In Storytelling, students use computer science to tell fun and interactive stories. Storytelling emphasizes creativity by encouraging club members to tell a unique story each day.
In Friends, students are encouraged to sign up with a friend or make a new friend in the club. Friends emphasizes teamwork by allowing club members to tell the story of how their friendship started and imagine a company together.
In Fashion & Design, students learn how computer science and technology are used in the fashion industry while building fashion-themed programs, like a fashion walk, a stylist tool, and a pattern maker.
In Art, students create animations, interactive artwork, photograph filters, and other exciting, artistic projects.
In Social Media, students create fun social media style applications and games while learning about the computer science concepts that enable these programs to work.

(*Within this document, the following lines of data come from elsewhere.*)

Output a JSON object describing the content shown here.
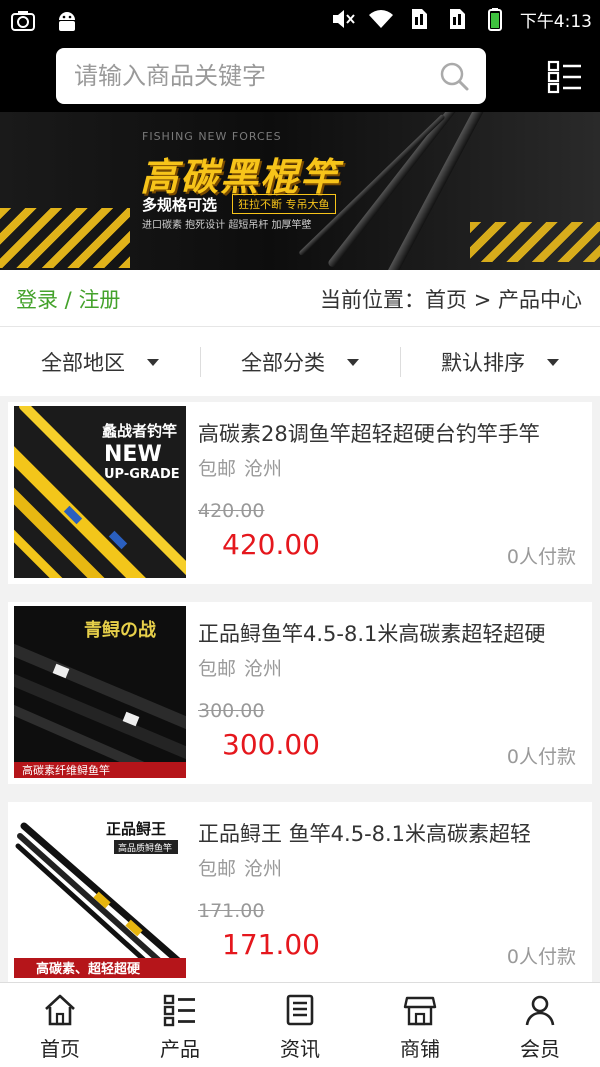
{
  "status_bar": {
    "time": "下午4:13",
    "left_icons": [
      "camera-icon",
      "android-icon"
    ],
    "right_icons": [
      "mute-icon",
      "wifi-icon",
      "sim1-icon",
      "sim2-icon",
      "battery-icon"
    ]
  },
  "search": {
    "placeholder": "请输入商品关键字",
    "value": ""
  },
  "banner": {
    "sub_en": "FISHING NEW FORCES",
    "title": "高碳黑棍竿",
    "line2": "多规格可选",
    "tag": "狂拉不断 专吊大鱼",
    "line3": "进口碳素  抱死设计  超短吊杆  加厚竿壁"
  },
  "auth": {
    "login": "登录",
    "sep": " / ",
    "register": "注册"
  },
  "breadcrumb": "当前位置：首页 > 产品中心",
  "filters": [
    {
      "label": "全部地区"
    },
    {
      "label": "全部分类"
    },
    {
      "label": "默认排序"
    }
  ],
  "products": [
    {
      "title": "高碳素28调鱼竿超轻超硬台钓竿手竿",
      "shipping": "包邮",
      "city": "沧州",
      "old_price": "420.00",
      "price": "420.00",
      "sold": "0人付款",
      "thumb_text": {
        "a": "蠡战者钓竿",
        "b": "NEW",
        "c": "UP-GRADE"
      }
    },
    {
      "title": "正品鲟鱼竿4.5-8.1米高碳素超轻超硬",
      "shipping": "包邮",
      "city": "沧州",
      "old_price": "300.00",
      "price": "300.00",
      "sold": "0人付款",
      "thumb_text": {
        "a": "青鲟の战",
        "b": "高碳素纤维鲟鱼竿"
      }
    },
    {
      "title": "正品鲟王 鱼竿4.5-8.1米高碳素超轻",
      "shipping": "包邮",
      "city": "沧州",
      "old_price": "171.00",
      "price": "171.00",
      "sold": "0人付款",
      "thumb_text": {
        "a": "正品鲟王",
        "b": "高品质鲟鱼竿",
        "c": "高碳素、超轻超硬"
      }
    }
  ],
  "bottom_nav": [
    {
      "label": "首页",
      "icon": "home-icon"
    },
    {
      "label": "产品",
      "icon": "list-icon"
    },
    {
      "label": "资讯",
      "icon": "news-icon"
    },
    {
      "label": "商铺",
      "icon": "shop-icon"
    },
    {
      "label": "会员",
      "icon": "user-icon"
    }
  ],
  "colors": {
    "accent_green": "#44a22b",
    "price_red": "#e5171d",
    "banner_yellow": "#f7c41a"
  }
}
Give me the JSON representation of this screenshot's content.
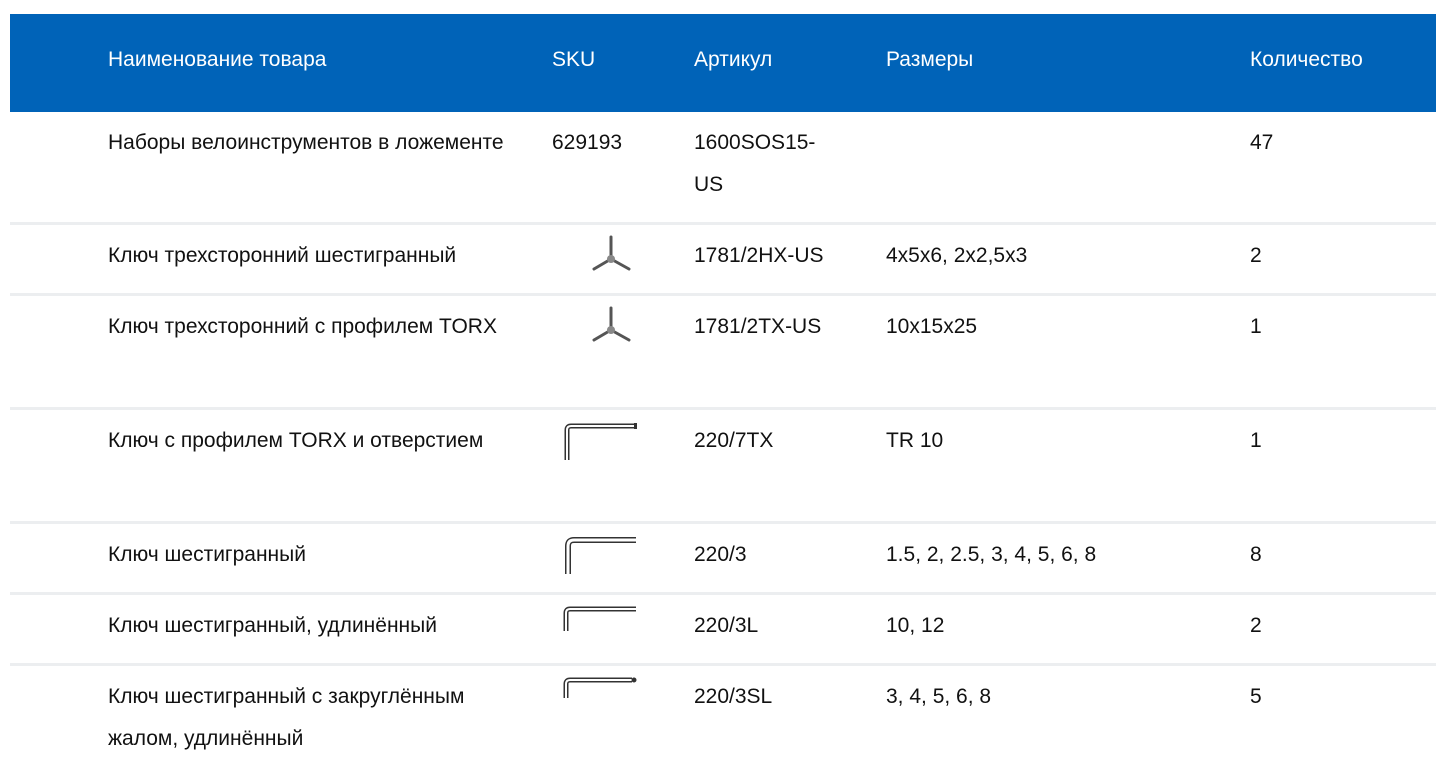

In Sports, students use computer science to simulate extreme sports, make their own fitness gadget commercial, and create commentary for a big sporting event.
In Music & Sound, students use the computer to play musical notes, create a music video, and build an interactive music display while learning how programming is used to create music.
In Game Design, students learn basic video game coding concepts by making different types of games, including racing, platform, launching, and more!
Students create fun and complex animated projects. This is an advanced curriculum, which means it teaches new concepts that are recommended for students who have already participated in at least two other CS First themes.
In this sample activity students animate an ocean wave to create a setting, then tell a story that takes place on the high seas.
In this sample activity students tell a story using the characters from Cartoon Network’s "The Amazing World of Gumball."
Be a designer and programmer – bring the Google logo to life using code.
Welcome to a fun challenge add-on called Fitness Coach! The challenge is to code the sprite to appear to have a pulse and talk about how the fitness gadget tracks its heart rate!
This video will help you plan how to code the sprite, then you’ll try it on your own.
One way to make the sprite look like it has a heart rate is to apply the “fisheye” effect to it. To do that, from the “looks” menu, add a “change effect” block. If you change the dropdown to “fisheye” and click the block, the sprite will have a funny fisheye effect. To reverse the effect, add another “change effect” block with the opposite number in the value space – meaning add a negative sign. To make it look more like a pulse, keep repeating the increase and decrease. You may also want to add “wait” blocks from the “control” menu to change the pace of the pulse.
Add some “say” blocks to describe how your fitness gadget tracks a user’s heart rate. In this example, the sprite introduces the heart rate feature, shows off the heartbeat effect, then states its heart rate. Tinker with the values in each block to customize your program. When you are finished, tell your program when to make this code run. Using “broadcast” and “receive” blocks will help make it easier to read and reuse code.
From the “events” menu, drag a “broadcast and wait” block to at least one place on the block stack from the starter code. Put it in each spot where you want the sprite to appear to have a pulse and talk about heart rate. From the dropdown, select “new message,” type “fitness coach,” and click OK! “Broadcast and wait” tells the program to wait until the code that receives the message is done running before the program runs more code.
“Broadcast” would let the rest of the code happen while the sprite is pulsating.
Finally, from the “events” menu, place a “when I receive” block on top of the code giving the sprite a pulse. From the dropdown, select “fitness coach.”
Test the code by clicking the flag. The sprite should look like it has a pulse and comment on it when the program reaches the “fitness coach” broadcast block.
Here’s the game plan: Code the Fitness Coach add-on by describing your gadget’s heart rate feature and demonstrating how it tracks a user’s heart rate. To make this work, add “broadcast” and “when I receive” blocks to your code. Test your code often until you like the way it works. Have fun coding your program.